Over the years, my dad and I had differences. Despite those differences, I respected my dad and was proud he was my father. I loved him so much. I spent many years wondering how we could be closer. But I never gave him much chance to connect with the most authentic version of myself. Maybe it was fear. Maybe it was shame. Maybe it was stubbornness. But, eventually, I saw what I was missing.
About two weeks before he passed away, I kissed my dad on the forehead for the first time. I was so nervous to display that type of affection for him. And when it happened, I remember looking into my father’s graying eyes and seeing compassion and love.
I left hospice that day, sat in my car, and cried. I knew his end was near. But my tears were about a beginning that came far too late.
My dad was a great man. I learned some of my favorite characteristics — loyalty, honor, integrity, commitment, passion, and intensity — from him. But there’s one more — being genuine — that I’ve always tried to embody. And yet, that seemingly disappeared in the presence of the man who instilled it in me.
For my dad’s generation, being a man meant holding your emotions inside, and I respect that. But like Arnold said when he accepted the LA Holocaust Museum Award this week, each new generation offers the opportunity for change. I’ve chosen to wear my heart on my sleeve to honor my dad because, as stubborn as he was, he loved disruptors. My sons will never see me bottle up my love, my grief, or my joy.
The sadness of death is that there’s a finality. The beauty of death is that it makes every day valuable, and those we love can live on if we choose to honor them.
Many think masculinity is about dominance, strength, and success. But those are characteristics and outcomes that are a byproduct of behaviors. It’s not innate or owned by a gender.
Being a good man isn’t about living up to some preconceived notion of maculinity. Instead, you need to live with purpose. And that means giving your all, challenging the boundaries of discomfort, celebrating your wins, embracing vulnerability, accepting your weakness, and owning your losses. These are all human qualities.
I lost my dad. And when I had the time, I missed the opportunity to make the most of our relationship. That’s my failure to live with.
But it also makes it my responsibility to share that lesson with all of you. If my mistakes can help you live with more intention, that can help you become the most genuine version of yourself.

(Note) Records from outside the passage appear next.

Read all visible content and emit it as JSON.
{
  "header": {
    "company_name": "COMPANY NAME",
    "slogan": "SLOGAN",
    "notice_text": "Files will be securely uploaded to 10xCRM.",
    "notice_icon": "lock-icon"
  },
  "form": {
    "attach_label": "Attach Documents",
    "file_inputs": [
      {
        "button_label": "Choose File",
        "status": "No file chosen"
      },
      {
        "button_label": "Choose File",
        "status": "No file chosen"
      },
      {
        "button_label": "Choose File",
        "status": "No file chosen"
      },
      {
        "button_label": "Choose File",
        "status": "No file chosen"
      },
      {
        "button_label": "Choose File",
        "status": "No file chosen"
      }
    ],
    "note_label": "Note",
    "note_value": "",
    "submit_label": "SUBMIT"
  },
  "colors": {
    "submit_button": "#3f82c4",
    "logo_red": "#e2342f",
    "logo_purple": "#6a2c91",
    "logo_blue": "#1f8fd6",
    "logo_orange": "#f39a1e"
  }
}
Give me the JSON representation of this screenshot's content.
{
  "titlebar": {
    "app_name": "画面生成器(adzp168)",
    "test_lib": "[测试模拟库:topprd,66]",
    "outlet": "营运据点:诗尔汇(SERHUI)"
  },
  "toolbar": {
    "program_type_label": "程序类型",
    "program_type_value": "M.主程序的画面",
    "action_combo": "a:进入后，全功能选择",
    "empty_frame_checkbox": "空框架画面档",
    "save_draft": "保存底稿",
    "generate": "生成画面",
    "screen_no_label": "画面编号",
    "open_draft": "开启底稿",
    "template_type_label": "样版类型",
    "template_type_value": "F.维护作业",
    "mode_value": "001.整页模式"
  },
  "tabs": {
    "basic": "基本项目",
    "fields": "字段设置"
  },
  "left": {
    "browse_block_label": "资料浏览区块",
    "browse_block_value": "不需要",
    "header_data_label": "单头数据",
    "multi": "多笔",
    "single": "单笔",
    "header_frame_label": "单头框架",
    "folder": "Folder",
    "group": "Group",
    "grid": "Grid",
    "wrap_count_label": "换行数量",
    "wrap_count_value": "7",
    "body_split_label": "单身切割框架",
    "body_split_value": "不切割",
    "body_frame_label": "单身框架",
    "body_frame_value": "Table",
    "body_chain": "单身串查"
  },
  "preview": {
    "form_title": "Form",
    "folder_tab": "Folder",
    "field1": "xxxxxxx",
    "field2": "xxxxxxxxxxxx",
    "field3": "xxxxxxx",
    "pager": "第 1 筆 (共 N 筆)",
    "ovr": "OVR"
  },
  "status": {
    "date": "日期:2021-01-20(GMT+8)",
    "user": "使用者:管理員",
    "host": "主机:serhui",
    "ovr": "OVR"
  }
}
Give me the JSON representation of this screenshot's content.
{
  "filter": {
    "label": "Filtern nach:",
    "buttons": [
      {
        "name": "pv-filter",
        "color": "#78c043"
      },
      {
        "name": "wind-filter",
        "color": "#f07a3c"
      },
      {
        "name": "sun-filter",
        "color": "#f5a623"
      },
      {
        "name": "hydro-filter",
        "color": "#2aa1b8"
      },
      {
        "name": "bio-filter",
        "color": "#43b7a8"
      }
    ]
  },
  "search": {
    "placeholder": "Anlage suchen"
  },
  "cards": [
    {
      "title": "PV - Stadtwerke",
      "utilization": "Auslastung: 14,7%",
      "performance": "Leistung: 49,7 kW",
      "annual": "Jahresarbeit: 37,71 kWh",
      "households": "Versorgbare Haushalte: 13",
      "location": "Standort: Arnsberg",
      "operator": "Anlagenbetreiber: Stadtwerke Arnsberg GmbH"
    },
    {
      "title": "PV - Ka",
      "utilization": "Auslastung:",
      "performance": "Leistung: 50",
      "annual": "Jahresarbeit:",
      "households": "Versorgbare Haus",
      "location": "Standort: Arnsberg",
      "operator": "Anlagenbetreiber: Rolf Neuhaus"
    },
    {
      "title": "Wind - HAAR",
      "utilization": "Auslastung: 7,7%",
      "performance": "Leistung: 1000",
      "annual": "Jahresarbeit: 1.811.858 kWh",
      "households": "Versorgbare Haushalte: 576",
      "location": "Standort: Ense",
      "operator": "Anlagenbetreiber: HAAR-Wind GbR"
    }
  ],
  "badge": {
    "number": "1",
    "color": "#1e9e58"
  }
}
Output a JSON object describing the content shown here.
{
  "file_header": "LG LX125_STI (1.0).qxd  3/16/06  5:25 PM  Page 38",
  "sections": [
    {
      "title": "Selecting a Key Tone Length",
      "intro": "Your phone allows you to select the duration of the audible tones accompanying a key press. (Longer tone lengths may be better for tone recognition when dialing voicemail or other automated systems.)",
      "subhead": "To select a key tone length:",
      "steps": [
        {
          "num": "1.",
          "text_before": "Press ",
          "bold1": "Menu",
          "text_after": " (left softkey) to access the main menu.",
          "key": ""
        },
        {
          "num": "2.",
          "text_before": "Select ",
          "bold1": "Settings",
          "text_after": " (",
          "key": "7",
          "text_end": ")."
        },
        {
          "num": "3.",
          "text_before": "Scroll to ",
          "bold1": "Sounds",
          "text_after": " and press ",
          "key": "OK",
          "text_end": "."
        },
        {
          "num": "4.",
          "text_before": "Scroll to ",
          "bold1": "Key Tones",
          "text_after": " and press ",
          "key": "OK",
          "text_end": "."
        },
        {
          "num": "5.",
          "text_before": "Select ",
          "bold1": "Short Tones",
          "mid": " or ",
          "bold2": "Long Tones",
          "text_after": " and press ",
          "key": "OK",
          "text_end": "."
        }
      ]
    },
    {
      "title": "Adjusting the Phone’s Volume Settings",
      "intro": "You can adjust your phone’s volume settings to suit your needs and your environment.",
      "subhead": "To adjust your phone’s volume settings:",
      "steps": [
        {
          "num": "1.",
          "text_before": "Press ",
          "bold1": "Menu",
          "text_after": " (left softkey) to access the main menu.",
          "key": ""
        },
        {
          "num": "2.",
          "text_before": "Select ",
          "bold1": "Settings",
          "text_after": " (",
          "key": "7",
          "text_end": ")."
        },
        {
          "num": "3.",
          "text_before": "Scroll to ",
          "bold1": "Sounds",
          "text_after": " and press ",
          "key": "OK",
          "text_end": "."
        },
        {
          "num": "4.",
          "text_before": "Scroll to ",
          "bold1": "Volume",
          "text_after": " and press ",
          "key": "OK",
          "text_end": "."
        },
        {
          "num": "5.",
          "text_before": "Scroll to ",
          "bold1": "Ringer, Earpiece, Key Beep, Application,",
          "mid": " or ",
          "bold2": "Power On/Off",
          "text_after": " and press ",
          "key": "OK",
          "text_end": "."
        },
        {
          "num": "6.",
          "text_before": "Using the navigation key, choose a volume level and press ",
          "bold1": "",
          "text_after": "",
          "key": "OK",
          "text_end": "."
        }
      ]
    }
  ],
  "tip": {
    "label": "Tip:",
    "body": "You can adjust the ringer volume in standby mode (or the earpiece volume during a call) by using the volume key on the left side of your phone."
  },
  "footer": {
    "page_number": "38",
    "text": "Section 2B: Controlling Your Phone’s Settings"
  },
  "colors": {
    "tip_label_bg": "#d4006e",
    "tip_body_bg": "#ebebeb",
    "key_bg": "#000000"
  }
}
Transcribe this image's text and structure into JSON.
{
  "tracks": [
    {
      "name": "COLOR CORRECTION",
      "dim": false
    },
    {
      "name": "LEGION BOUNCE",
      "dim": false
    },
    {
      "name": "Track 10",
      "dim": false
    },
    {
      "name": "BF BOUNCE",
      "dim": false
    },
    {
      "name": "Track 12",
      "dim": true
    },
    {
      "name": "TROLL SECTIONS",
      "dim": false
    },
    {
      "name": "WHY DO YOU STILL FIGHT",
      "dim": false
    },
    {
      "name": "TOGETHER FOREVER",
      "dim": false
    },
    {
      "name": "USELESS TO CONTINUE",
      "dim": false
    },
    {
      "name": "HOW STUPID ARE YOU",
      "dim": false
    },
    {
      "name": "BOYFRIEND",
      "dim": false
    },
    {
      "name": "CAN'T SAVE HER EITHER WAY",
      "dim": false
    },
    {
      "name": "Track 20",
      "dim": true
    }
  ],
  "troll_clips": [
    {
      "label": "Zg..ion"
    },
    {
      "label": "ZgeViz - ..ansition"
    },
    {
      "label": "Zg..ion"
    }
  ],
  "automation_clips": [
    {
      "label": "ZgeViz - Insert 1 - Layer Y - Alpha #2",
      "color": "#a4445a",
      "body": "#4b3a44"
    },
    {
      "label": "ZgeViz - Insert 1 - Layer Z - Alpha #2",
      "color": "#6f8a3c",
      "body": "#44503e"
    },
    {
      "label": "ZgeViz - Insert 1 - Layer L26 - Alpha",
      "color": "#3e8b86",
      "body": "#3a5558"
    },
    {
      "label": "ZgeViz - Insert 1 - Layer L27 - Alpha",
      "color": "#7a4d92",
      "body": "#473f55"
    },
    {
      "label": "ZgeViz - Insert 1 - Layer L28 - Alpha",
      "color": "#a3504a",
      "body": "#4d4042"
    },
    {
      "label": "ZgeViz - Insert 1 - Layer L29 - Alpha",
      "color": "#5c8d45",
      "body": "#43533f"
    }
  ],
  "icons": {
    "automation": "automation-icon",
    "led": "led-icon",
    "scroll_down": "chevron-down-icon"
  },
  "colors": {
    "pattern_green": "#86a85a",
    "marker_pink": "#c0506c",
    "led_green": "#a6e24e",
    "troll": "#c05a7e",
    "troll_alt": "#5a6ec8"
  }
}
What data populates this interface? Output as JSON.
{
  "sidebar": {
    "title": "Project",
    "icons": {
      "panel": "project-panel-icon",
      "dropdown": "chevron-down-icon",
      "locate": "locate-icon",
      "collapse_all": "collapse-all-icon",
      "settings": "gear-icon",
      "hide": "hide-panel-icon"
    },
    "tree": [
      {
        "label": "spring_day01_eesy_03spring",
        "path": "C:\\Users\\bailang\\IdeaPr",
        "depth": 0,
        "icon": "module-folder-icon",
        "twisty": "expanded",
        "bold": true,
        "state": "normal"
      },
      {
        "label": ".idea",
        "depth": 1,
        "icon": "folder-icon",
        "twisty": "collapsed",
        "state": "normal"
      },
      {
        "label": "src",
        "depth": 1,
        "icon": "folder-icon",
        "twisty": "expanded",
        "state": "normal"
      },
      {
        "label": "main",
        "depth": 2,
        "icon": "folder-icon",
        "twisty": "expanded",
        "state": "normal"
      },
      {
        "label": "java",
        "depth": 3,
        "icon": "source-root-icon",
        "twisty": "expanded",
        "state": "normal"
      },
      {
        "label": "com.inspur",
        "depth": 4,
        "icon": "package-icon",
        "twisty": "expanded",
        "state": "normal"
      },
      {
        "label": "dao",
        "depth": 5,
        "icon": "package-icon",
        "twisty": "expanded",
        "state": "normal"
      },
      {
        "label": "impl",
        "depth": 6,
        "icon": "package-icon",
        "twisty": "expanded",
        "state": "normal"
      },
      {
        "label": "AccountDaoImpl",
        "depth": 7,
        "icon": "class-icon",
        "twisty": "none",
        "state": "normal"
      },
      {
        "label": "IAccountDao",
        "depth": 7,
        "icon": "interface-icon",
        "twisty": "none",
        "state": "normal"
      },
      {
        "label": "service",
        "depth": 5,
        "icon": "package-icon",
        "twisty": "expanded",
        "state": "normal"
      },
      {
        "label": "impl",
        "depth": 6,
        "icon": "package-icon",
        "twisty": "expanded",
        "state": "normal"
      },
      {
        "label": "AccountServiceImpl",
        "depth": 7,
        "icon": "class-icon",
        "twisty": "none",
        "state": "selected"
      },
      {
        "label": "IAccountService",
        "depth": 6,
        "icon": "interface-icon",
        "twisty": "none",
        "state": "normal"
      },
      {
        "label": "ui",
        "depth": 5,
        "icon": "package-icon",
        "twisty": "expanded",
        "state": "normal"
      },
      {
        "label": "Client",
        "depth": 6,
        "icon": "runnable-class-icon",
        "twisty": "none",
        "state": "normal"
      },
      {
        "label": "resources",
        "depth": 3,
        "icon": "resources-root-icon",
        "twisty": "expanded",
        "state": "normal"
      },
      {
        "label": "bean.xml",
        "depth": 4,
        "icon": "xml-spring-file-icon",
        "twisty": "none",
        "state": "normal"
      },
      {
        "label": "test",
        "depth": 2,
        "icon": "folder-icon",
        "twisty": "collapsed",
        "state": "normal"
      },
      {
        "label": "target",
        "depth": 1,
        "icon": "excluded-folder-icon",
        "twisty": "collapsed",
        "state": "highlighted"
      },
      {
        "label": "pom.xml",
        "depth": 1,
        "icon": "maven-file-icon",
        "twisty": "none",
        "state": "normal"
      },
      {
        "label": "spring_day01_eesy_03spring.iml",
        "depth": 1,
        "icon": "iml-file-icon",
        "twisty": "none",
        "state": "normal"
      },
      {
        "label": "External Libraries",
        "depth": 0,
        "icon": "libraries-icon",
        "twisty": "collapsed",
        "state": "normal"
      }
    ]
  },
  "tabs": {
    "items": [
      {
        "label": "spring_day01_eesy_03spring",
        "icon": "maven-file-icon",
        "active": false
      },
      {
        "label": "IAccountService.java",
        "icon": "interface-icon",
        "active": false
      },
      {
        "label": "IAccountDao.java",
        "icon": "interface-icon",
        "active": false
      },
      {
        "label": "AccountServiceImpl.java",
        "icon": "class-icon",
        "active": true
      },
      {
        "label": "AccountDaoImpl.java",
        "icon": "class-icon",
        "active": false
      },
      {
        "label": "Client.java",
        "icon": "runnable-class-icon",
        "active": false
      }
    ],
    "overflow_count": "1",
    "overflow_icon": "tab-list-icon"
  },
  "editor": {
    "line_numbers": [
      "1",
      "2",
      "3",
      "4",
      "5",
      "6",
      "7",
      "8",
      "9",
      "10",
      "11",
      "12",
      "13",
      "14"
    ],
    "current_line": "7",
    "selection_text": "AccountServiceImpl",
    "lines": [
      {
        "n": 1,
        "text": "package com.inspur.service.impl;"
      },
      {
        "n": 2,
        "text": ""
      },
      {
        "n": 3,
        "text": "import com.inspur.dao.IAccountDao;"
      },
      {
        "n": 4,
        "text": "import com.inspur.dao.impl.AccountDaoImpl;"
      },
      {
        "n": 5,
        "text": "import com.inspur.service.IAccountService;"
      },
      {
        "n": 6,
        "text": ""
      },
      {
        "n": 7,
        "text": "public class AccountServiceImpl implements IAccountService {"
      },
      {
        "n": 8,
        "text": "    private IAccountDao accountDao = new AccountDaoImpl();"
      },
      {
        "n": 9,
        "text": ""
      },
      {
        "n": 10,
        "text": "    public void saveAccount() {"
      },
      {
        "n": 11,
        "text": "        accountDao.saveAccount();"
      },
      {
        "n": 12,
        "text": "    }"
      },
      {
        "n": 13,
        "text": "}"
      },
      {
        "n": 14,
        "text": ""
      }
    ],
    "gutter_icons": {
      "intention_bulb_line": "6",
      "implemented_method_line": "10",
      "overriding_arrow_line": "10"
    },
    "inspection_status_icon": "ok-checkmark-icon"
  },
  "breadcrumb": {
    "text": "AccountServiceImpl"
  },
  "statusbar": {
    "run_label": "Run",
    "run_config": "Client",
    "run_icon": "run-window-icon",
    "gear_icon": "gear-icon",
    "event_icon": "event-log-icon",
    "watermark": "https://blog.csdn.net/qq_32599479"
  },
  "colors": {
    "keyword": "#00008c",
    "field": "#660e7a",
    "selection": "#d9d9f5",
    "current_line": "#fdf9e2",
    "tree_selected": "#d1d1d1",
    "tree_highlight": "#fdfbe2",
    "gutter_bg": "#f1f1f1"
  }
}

And I can’t think of many things that would make my dad more proud.
Adam Bornstein is editor-in-chief of Arnold’s Pump Club, Pop-A-Shot champion of his family, and the author of You Can’t Screw This Up.
Publisher: Arnold Schwarzenegger